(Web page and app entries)
======
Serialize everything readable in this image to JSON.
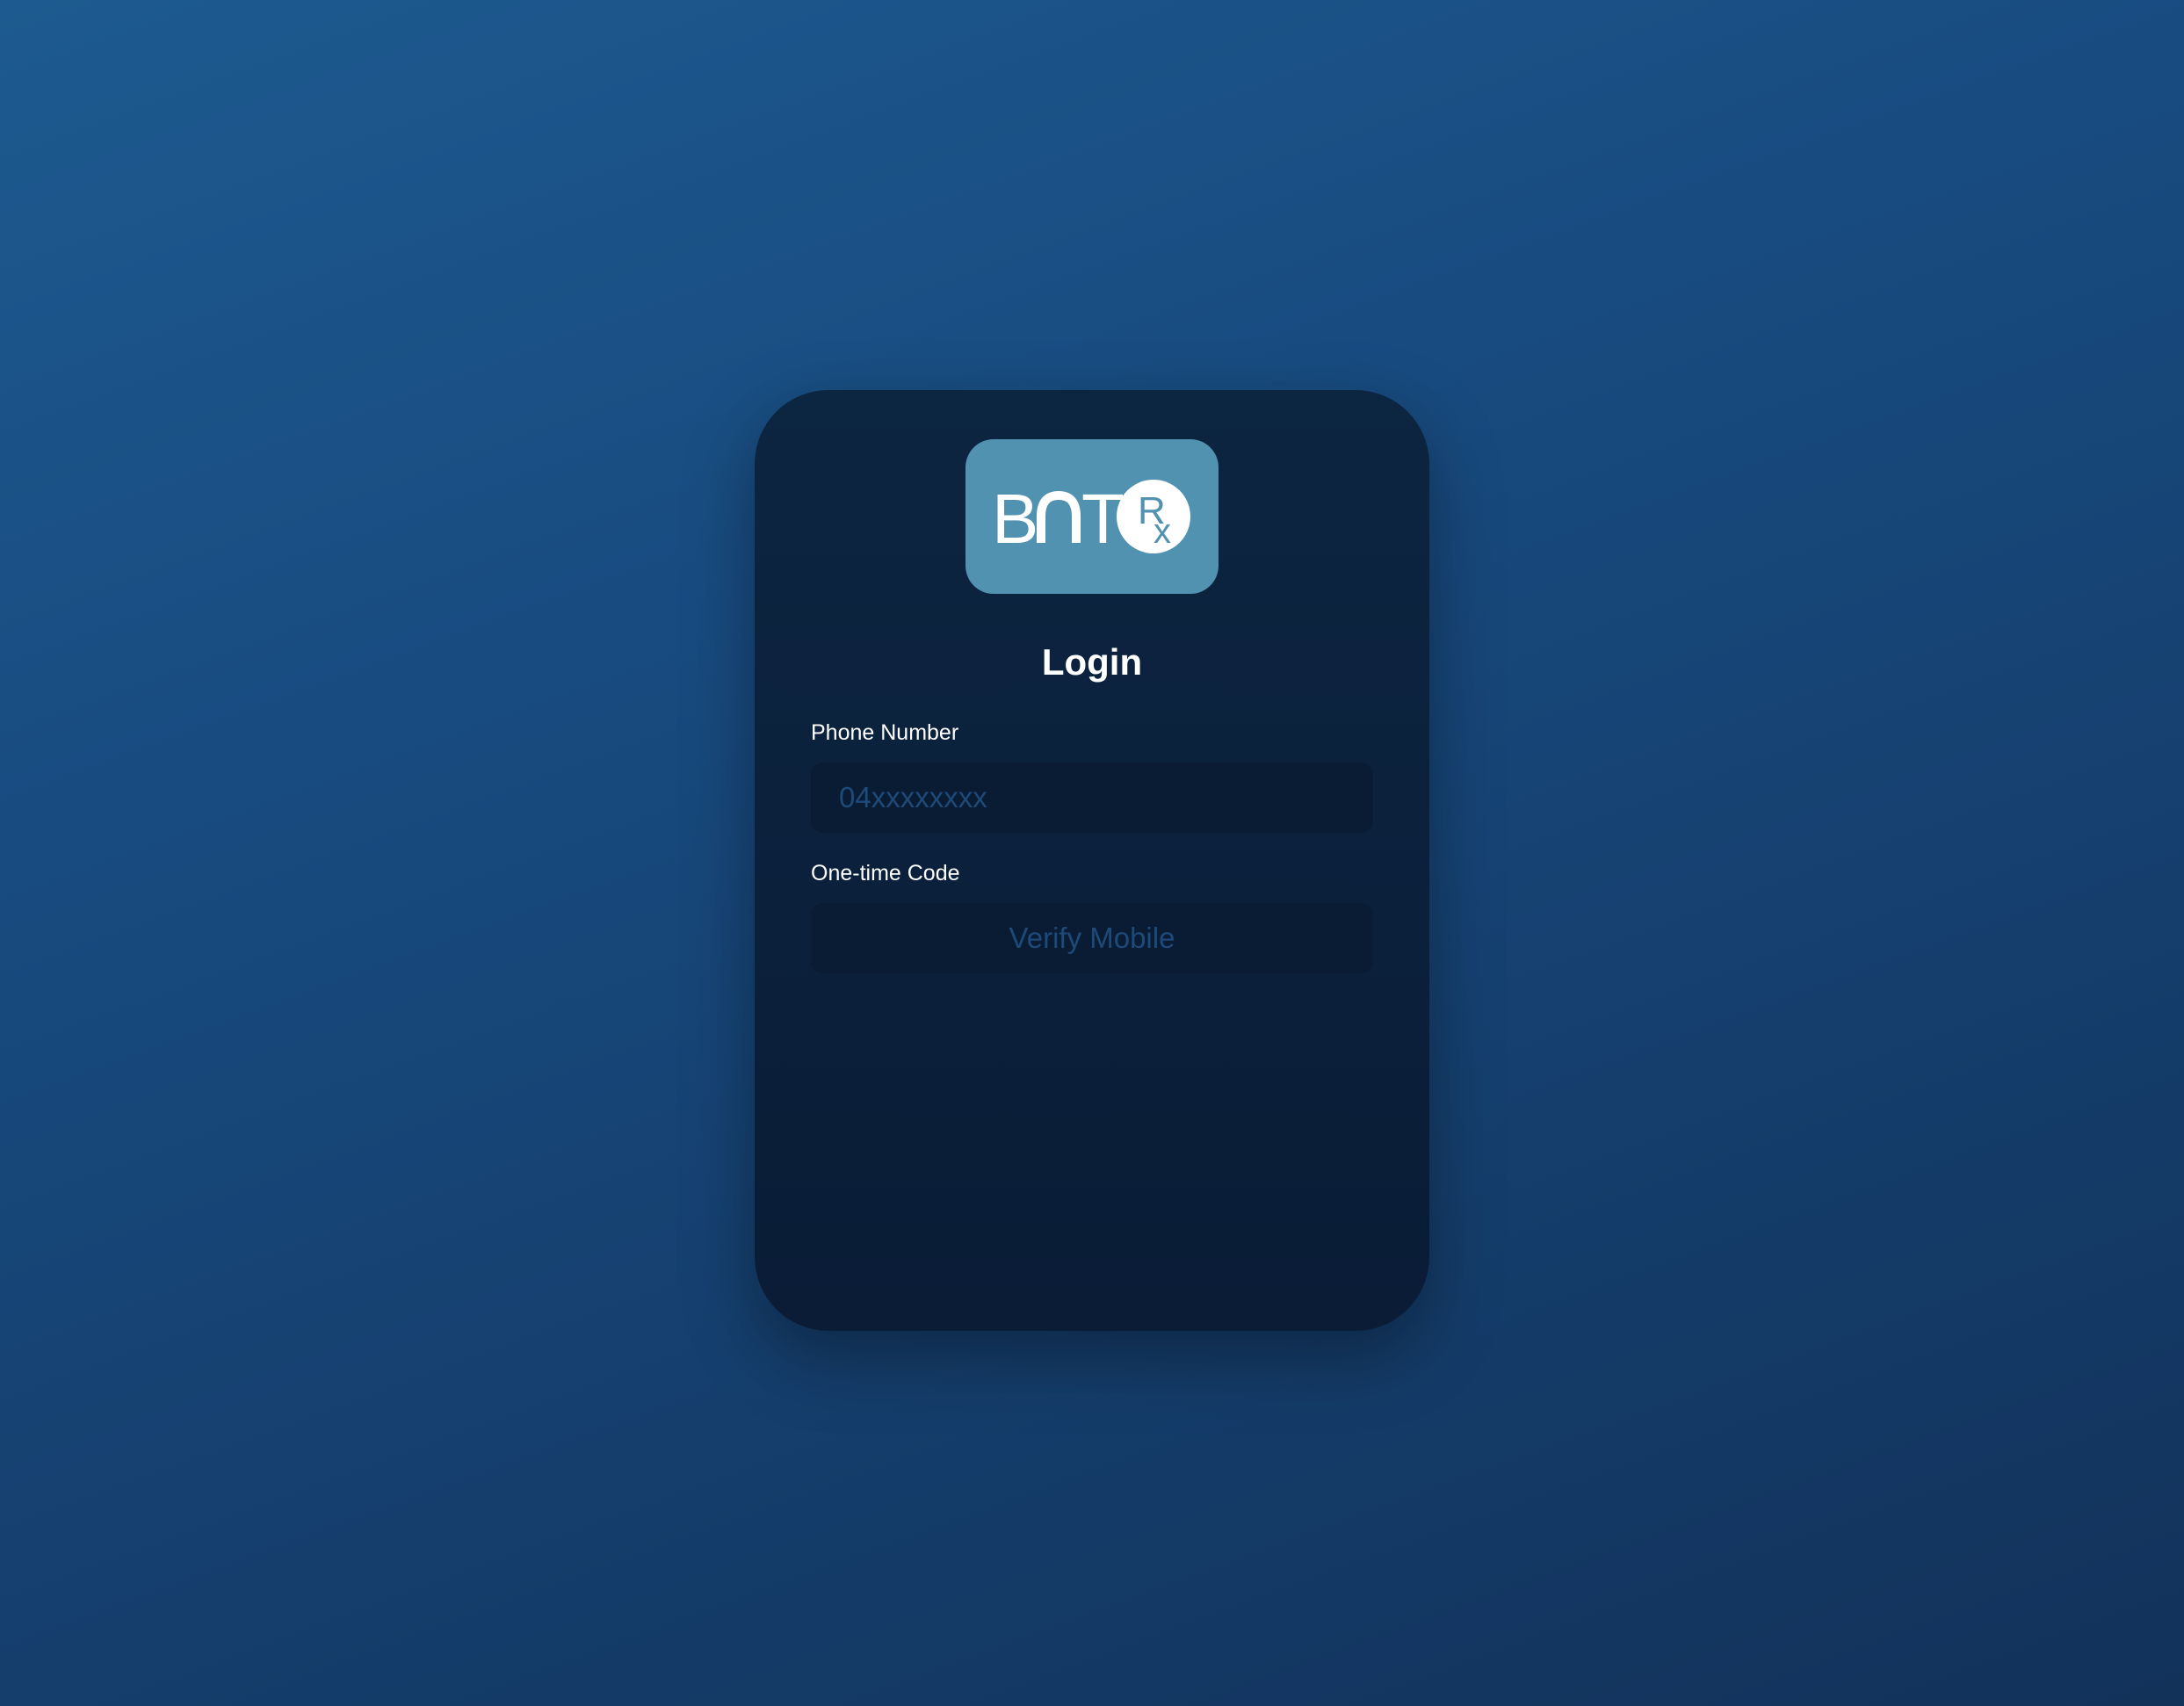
{
  "brand": {
    "logo_text": "BnT",
    "logo_badge_text": "Rx",
    "logo_color": "#5192b0"
  },
  "login": {
    "title": "Login",
    "phone": {
      "label": "Phone Number",
      "placeholder": "04xxxxxxxx",
      "value": ""
    },
    "code": {
      "label": "One-time Code",
      "button_label": "Verify Mobile"
    }
  }
}
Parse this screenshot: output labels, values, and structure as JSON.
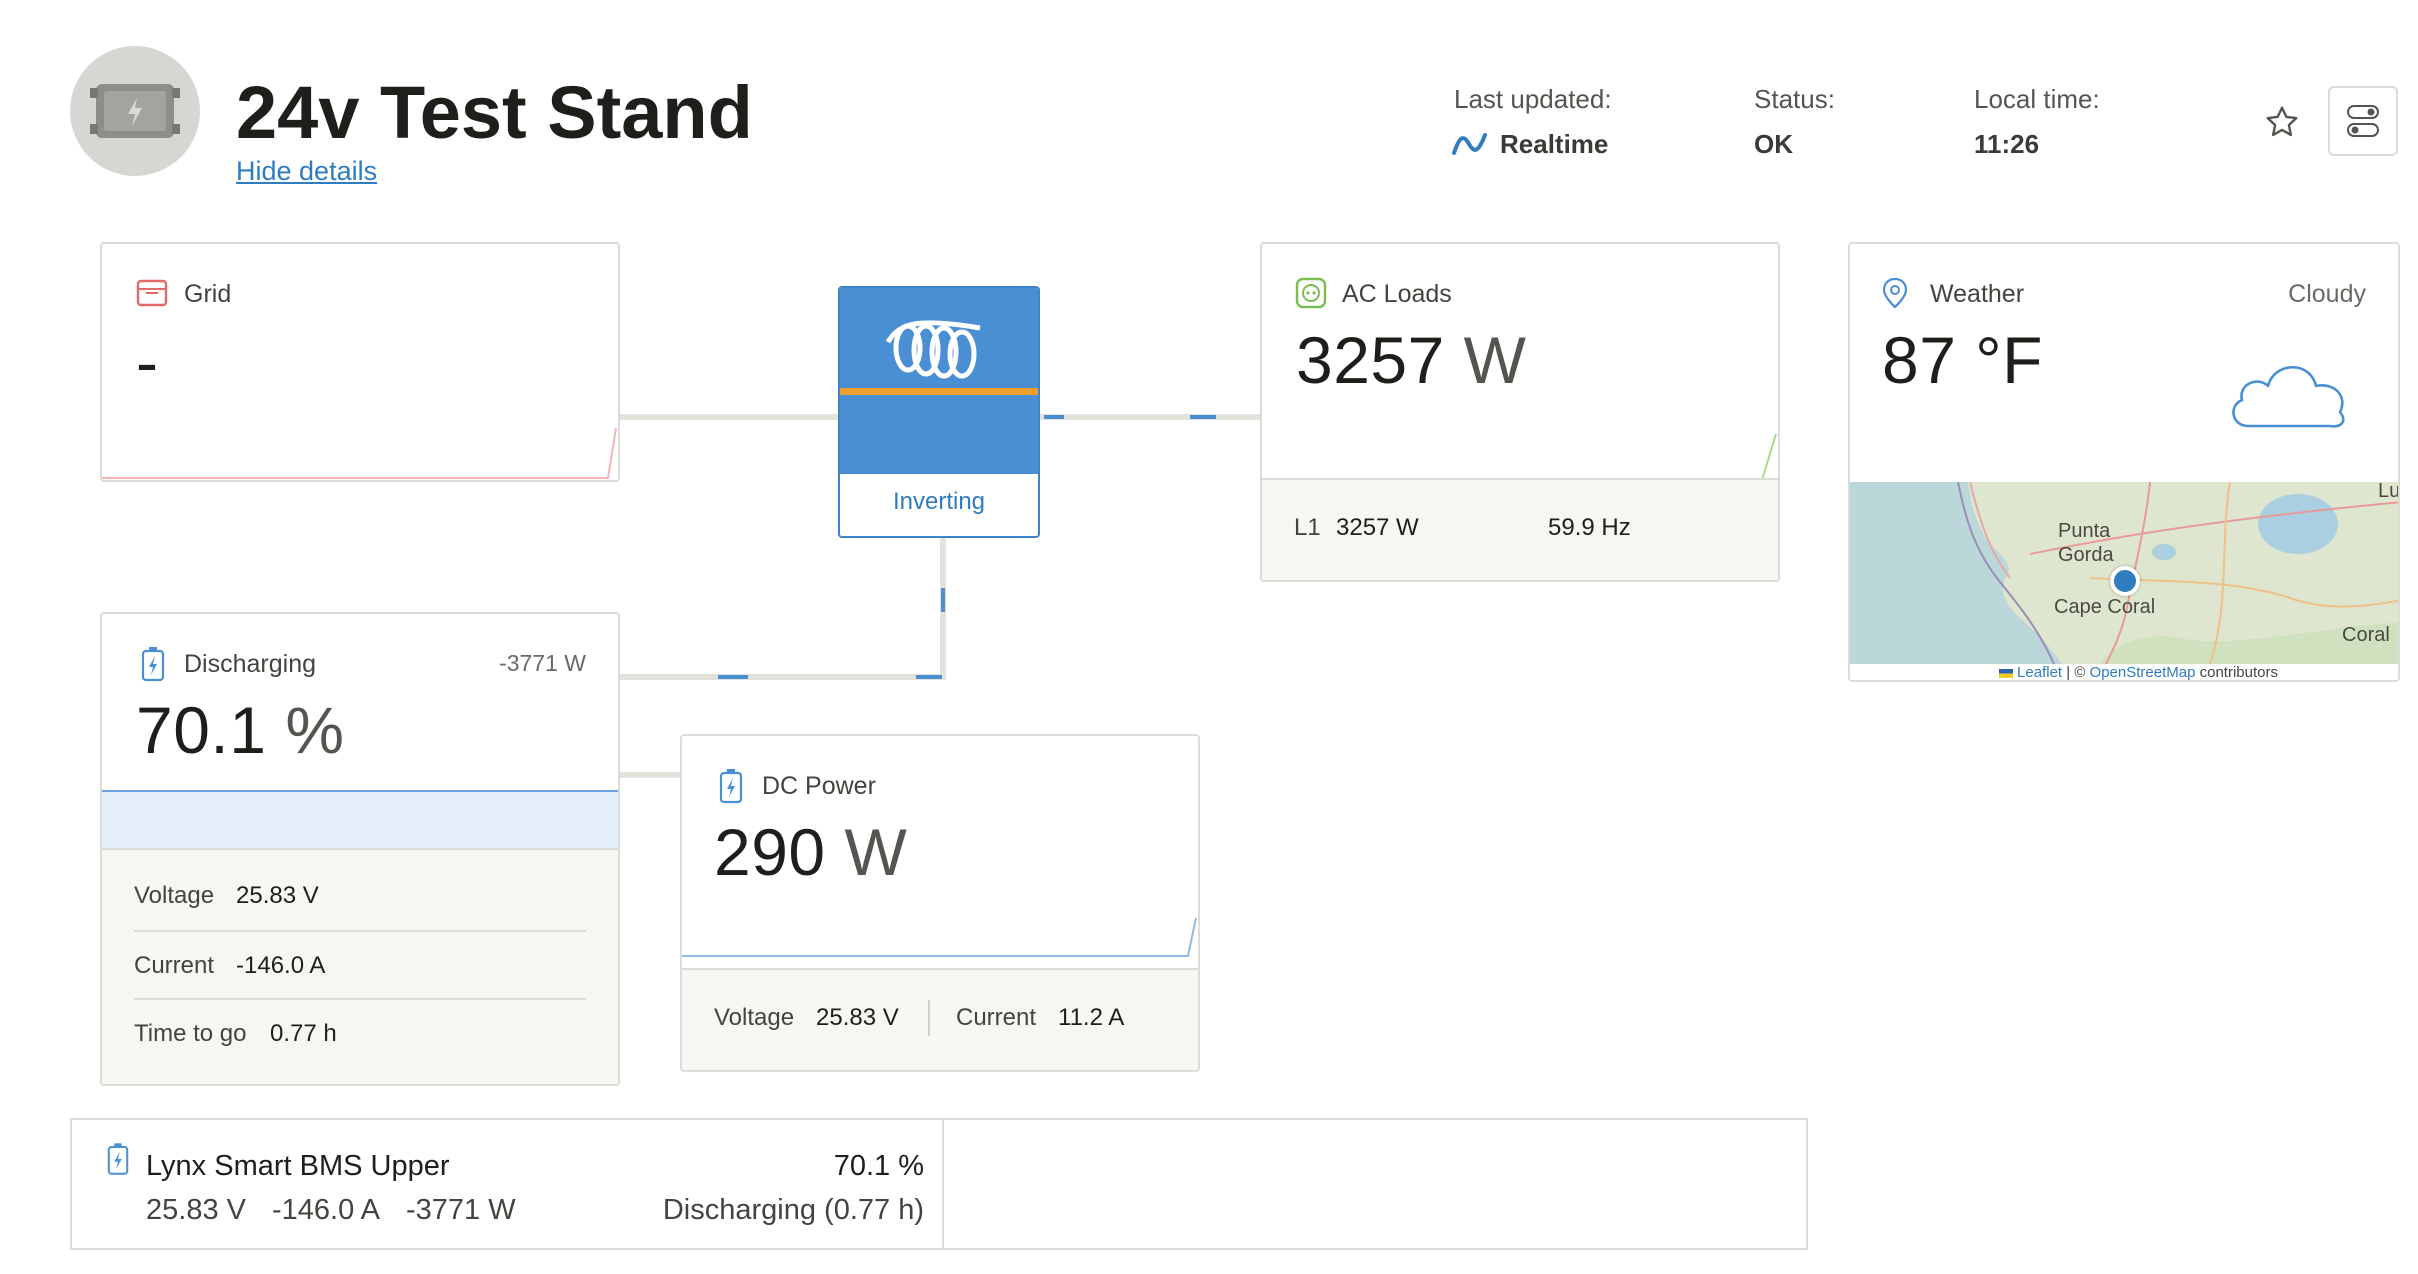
{
  "header": {
    "title": "24v Test Stand",
    "hide_details": "Hide details",
    "last_updated_label": "Last updated:",
    "last_updated_value": "Realtime",
    "status_label": "Status:",
    "status_value": "OK",
    "local_time_label": "Local time:",
    "local_time_value": "11:26"
  },
  "grid": {
    "title": "Grid",
    "value": "-"
  },
  "inverter": {
    "state": "Inverting"
  },
  "ac_loads": {
    "title": "AC Loads",
    "value": "3257",
    "unit": "W",
    "l1_label": "L1",
    "l1_value": "3257 W",
    "frequency": "59.9 Hz"
  },
  "weather": {
    "title": "Weather",
    "condition": "Cloudy",
    "temperature": "87 °F",
    "map_labels": {
      "punta": "Punta",
      "gorda": "Gorda",
      "cape_coral": "Cape Coral",
      "coral": "Coral",
      "lu": "Lu"
    },
    "attribution_leaflet": "Leaflet",
    "attribution_sep": " | © ",
    "attribution_osm": "OpenStreetMap",
    "attribution_tail": " contributors"
  },
  "battery": {
    "title": "Discharging",
    "power": "-3771 W",
    "soc": "70.1",
    "soc_unit": "%",
    "voltage_label": "Voltage",
    "voltage": "25.83 V",
    "current_label": "Current",
    "current": "-146.0 A",
    "ttg_label": "Time to go",
    "ttg": "0.77 h"
  },
  "dc_power": {
    "title": "DC Power",
    "value": "290",
    "unit": "W",
    "voltage_label": "Voltage",
    "voltage": "25.83 V",
    "current_label": "Current",
    "current": "11.2 A"
  },
  "bms": {
    "name": "Lynx Smart BMS Upper",
    "soc": "70.1 %",
    "voltage": "25.83 V",
    "current": "-146.0 A",
    "power": "-3771 W",
    "state": "Discharging (0.77 h)"
  },
  "colors": {
    "accent_blue": "#4a8fd4",
    "grid_red": "#e06a6a",
    "ac_green": "#7bbf52",
    "inverter_orange": "#f0a030"
  }
}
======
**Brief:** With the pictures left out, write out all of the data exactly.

**Task solution:**
Serialize everything readable in this image to JSON.
{
  "brand": {
    "logo_text": "BnT",
    "logo_badge_text": "Rx",
    "logo_color": "#5192b0"
  },
  "login": {
    "title": "Login",
    "phone": {
      "label": "Phone Number",
      "placeholder": "04xxxxxxxx",
      "value": ""
    },
    "code": {
      "label": "One-time Code",
      "button_label": "Verify Mobile"
    }
  }
}
Parse this screenshot: output labels, values, and structure as JSON.
{
  "header": {
    "title": "24v Test Stand",
    "hide_details": "Hide details",
    "last_updated_label": "Last updated:",
    "last_updated_value": "Realtime",
    "status_label": "Status:",
    "status_value": "OK",
    "local_time_label": "Local time:",
    "local_time_value": "11:26"
  },
  "grid": {
    "title": "Grid",
    "value": "-"
  },
  "inverter": {
    "state": "Inverting"
  },
  "ac_loads": {
    "title": "AC Loads",
    "value": "3257",
    "unit": "W",
    "l1_label": "L1",
    "l1_value": "3257 W",
    "frequency": "59.9 Hz"
  },
  "weather": {
    "title": "Weather",
    "condition": "Cloudy",
    "temperature": "87 °F",
    "map_labels": {
      "punta": "Punta",
      "gorda": "Gorda",
      "cape_coral": "Cape Coral",
      "coral": "Coral",
      "lu": "Lu"
    },
    "attribution_leaflet": "Leaflet",
    "attribution_sep": " | © ",
    "attribution_osm": "OpenStreetMap",
    "attribution_tail": " contributors"
  },
  "battery": {
    "title": "Discharging",
    "power": "-3771 W",
    "soc": "70.1",
    "soc_unit": "%",
    "voltage_label": "Voltage",
    "voltage": "25.83 V",
    "current_label": "Current",
    "current": "-146.0 A",
    "ttg_label": "Time to go",
    "ttg": "0.77 h"
  },
  "dc_power": {
    "title": "DC Power",
    "value": "290",
    "unit": "W",
    "voltage_label": "Voltage",
    "voltage": "25.83 V",
    "current_label": "Current",
    "current": "11.2 A"
  },
  "bms": {
    "name": "Lynx Smart BMS Upper",
    "soc": "70.1 %",
    "voltage": "25.83 V",
    "current": "-146.0 A",
    "power": "-3771 W",
    "state": "Discharging (0.77 h)"
  },
  "colors": {
    "accent_blue": "#4a8fd4",
    "grid_red": "#e06a6a",
    "ac_green": "#7bbf52",
    "inverter_orange": "#f0a030"
  }
}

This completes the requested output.